I’ve been outdoors with some folk who have low body fat percentages and I noted the differences in metabolism, clothing needs per temperature and food intake. I see it all the time in my work as a facilities manager and trying to keep office temperatures balance– when I’m comfortable, there are people on the staff turning blue!May 8, 2006 at 9:36 am #1356087
D GBPL Member
@dangLocale: Pacific Northwet
I’m not an experienced poncho user – actually, I’ve never used a poncho tarp, so I’m probably not qualified to give advice, but…
If a big problem with ponchos, especially when using poles is getting your arms wet, I’m wondering if one could fashion something akin to rain chaps, but for the arms?
DanMay 8, 2006 at 9:57 am #1356088
Mark VerberBPL Member
@verberLocale: San Francisco Bay Area
Yes.. it is possible to make arm-chaps. I know people who have done this. There are also hybrid designs like the Packa which is sort of a poncho with arms. Clearly there are some people who have found this solutions works well for them.

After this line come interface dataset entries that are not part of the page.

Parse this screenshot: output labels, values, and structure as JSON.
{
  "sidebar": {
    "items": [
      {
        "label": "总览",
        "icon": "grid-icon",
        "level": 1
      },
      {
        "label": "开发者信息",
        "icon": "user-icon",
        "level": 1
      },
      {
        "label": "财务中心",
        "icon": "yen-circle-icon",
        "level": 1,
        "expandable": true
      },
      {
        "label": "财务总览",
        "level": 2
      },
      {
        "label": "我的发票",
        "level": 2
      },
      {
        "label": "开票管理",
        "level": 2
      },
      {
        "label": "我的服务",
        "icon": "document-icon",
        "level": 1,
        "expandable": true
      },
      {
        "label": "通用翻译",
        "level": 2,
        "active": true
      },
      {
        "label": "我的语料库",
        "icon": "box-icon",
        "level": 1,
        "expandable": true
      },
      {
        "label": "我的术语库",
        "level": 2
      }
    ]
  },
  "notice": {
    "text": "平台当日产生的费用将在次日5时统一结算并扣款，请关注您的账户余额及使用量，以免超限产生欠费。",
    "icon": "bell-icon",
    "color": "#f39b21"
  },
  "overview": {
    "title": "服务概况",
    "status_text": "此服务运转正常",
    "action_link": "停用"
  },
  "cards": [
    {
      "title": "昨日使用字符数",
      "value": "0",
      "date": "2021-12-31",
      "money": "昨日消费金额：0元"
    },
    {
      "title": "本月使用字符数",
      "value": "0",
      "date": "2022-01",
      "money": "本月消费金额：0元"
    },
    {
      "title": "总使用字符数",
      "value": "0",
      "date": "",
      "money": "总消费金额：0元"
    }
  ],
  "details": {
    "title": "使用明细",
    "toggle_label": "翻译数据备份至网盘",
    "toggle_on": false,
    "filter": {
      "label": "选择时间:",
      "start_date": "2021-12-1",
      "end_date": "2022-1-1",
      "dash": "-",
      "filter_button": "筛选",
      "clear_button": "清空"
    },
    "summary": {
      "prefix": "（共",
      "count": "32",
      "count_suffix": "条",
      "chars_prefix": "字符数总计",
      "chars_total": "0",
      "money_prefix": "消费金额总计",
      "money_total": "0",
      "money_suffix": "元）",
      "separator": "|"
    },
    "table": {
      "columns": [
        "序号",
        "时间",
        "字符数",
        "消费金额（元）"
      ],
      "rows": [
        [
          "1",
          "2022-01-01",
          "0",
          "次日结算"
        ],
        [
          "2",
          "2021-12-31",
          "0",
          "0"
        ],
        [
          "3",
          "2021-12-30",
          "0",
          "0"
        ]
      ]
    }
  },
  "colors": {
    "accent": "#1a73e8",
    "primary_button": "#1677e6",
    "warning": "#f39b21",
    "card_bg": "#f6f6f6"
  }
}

I am someone who is experience, gave it a try, and decided that seperating my tarp from the rain gear I worn was going to more comfortable, have approx the same number of items, and was approx same weight.
I used used a patagonia essenshell pullover which is also made from EPIC. Patagonia called the material EncapSil while they had a couple years of exclusive use of EPIC in outwear.
The essenshell is still my go to jacket during the winter… and it does fine in a light drizzle for several hours… but I found that in a really hard rain that I stayed dry for around 15 minutes before the water started leaking in. On the plus side, the jacket dried pretty quickly when I got out of the rain, but it did not keep my fore arms dry.
EPIC windshirts are less breathable, warmer and heavier than ultralight unlined windshirts like the patagonia hodini. The combination of a small poncho/tarp, EPIC windshirt, and DWR bivy is approx the same weight as a full coverage tarp, ultralight unlined windshirt, and WPB rain gear.May 8, 2006 at 12:18 pm #1356091
I guess you could buy a cheap plastic rain coat and cut the sleeves off to suit. Hows that for quick and dirty?
A long pair of rubber gloves? I once saw a guy riding his bike with dishwashing gloves on– looked a little odd, but I was struck with his practicality.
The ultimate for pole users would end in something like a cowl to cover the end of the pole and your hand. They made something like that for motorcycle riders called “hippo hands”. I imagine snowmobiles have their version too.
Any waterproof solution may just dump the water to your elbow..May 8, 2006 at 12:47 pm #1356094
D GBPL Member
@dangLocale: Pacific Northwet
Speaking of long gloves, I was at the Outdoor Research Outlet/Store (They have a storefront here in Seattle) and in the gloves section I saw some gloves that looked very interesting since they appeared to be made from the same material as their now discontinued rain claw mit shells, the goretex WP/B ones that weigh about an ounce and that are a favorite umong ultralighters.
These where lobster shell mits but they had a very long forearm section that looked like it would cover 3/4 of your forearm with a drawstring closure in the end. They where very light, probably about 3 ounces.
DanMay 8, 2006 at 1:17 pm #1356096
I’m not a poncho-tarp user, but I have been thinking of giving it a try. Since there seems to be a tradeoff between getting forearms wet with a lightweight windshirt and being overheated and sweaty with a heavier Epic windshirt, has anyone experimented with making a windshirt with wp/b arms (lightweight goretex or event perhaps) and highly breathable, ultralight torso fabric? It seems to me that the arms will sweat less than the torso, and using a heavier wp/b fabric for the arms shouldn’t increase the weight of the windshirt by more than an ounce or so.
You must be logged in to reply to this topic.